> _What needs to be done_:
Each line of the data below must be reproduced without any change.

[Data excerpts — start]

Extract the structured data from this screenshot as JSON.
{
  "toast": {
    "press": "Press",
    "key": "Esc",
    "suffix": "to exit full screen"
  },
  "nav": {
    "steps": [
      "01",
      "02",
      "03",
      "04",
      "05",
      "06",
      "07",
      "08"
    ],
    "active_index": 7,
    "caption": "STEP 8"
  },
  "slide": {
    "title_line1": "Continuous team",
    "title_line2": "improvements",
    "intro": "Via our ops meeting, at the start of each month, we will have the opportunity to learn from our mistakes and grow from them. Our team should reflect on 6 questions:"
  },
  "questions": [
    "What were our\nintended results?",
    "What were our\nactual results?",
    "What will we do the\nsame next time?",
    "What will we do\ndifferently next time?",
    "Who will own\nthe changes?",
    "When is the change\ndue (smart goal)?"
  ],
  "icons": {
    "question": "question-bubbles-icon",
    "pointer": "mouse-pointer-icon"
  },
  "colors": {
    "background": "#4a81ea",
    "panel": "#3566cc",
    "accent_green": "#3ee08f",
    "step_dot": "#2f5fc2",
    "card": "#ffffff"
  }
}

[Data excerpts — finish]

> _Solution to this problem_:
Extract the structured data from this screenshot as JSON.
{
  "toast": {
    "press": "Press",
    "key": "Esc",
    "suffix": "to exit full screen"
  },
  "nav": {
    "steps": [
      "01",
      "02",
      "03",
      "04",
      "05",
      "06",
      "07",
      "08"
    ],
    "active_index": 7,
    "caption": "STEP 8"
  },
  "slide": {
    "title_line1": "Continuous team",
    "title_line2": "improvements",
    "intro": "Via our ops meeting, at the start of each month, we will have the opportunity to learn from our mistakes and grow from them. Our team should reflect on 6 questions:"
  },
  "questions": [
    "What were our\nintended results?",
    "What were our\nactual results?",
    "What will we do the\nsame next time?",
    "What will we do\ndifferently next time?",
    "Who will own\nthe changes?",
    "When is the change\ndue (smart goal)?"
  ],
  "icons": {
    "question": "question-bubbles-icon",
    "pointer": "mouse-pointer-icon"
  },
  "colors": {
    "background": "#4a81ea",
    "panel": "#3566cc",
    "accent_green": "#3ee08f",
    "step_dot": "#2f5fc2",
    "card": "#ffffff"
  }
}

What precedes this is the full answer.